(Data about app and page elements)
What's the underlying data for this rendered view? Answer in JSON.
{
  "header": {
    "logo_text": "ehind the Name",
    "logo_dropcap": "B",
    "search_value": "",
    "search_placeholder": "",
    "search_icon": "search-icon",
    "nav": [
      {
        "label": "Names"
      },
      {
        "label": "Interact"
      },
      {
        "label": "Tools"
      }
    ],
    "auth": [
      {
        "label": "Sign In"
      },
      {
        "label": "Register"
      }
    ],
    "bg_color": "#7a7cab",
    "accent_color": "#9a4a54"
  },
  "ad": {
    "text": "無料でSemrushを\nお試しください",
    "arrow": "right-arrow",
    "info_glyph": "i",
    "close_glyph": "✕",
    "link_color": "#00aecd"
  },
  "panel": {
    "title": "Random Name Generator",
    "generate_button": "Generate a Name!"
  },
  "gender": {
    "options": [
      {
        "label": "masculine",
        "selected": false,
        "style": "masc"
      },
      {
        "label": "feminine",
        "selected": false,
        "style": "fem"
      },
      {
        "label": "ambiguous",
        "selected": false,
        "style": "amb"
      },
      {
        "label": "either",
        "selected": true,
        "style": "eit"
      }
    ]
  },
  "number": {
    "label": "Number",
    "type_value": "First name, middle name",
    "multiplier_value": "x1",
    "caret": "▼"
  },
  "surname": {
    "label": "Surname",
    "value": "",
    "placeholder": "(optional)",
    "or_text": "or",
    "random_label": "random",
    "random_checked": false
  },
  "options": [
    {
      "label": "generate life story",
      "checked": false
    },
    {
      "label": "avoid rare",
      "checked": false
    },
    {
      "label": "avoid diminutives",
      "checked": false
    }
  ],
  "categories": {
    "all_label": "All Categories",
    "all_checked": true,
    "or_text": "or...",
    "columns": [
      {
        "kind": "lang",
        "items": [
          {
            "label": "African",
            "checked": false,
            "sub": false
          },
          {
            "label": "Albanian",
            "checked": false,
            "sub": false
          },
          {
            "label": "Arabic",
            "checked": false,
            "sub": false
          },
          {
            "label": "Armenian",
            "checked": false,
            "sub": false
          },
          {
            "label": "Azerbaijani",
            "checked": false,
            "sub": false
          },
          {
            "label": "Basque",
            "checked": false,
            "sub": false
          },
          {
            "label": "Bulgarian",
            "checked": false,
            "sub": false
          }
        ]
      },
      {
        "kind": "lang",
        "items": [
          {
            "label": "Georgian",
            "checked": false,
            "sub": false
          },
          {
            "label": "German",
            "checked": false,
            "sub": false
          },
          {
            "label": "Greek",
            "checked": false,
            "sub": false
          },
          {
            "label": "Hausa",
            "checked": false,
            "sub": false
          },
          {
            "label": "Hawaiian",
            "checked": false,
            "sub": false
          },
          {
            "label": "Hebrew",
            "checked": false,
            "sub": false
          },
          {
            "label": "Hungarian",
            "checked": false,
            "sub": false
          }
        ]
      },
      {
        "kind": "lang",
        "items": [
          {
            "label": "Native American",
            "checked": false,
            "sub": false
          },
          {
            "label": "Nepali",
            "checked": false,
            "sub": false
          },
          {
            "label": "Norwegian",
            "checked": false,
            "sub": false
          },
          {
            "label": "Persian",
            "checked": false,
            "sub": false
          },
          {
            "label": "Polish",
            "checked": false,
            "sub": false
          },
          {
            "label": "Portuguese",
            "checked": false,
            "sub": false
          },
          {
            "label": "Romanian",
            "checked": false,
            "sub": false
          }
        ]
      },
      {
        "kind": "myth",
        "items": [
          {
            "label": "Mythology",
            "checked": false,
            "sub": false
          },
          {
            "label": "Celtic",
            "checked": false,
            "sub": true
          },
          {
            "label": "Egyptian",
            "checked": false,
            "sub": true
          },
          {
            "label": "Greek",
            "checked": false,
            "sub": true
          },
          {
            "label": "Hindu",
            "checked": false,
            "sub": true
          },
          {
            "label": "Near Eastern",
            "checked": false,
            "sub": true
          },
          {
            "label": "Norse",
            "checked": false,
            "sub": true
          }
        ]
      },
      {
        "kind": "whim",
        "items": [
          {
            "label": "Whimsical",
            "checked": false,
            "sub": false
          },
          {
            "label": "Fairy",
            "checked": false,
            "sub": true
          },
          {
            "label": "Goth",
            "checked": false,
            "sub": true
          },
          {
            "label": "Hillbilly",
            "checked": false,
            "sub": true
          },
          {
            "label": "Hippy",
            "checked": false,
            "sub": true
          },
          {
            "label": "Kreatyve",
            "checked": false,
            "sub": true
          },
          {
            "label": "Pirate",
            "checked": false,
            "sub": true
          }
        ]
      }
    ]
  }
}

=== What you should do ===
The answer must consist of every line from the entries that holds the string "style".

=== Exercise result ===
        "style": "masc"
        "style": "fem"
        "style": "amb"
        "style": "eit"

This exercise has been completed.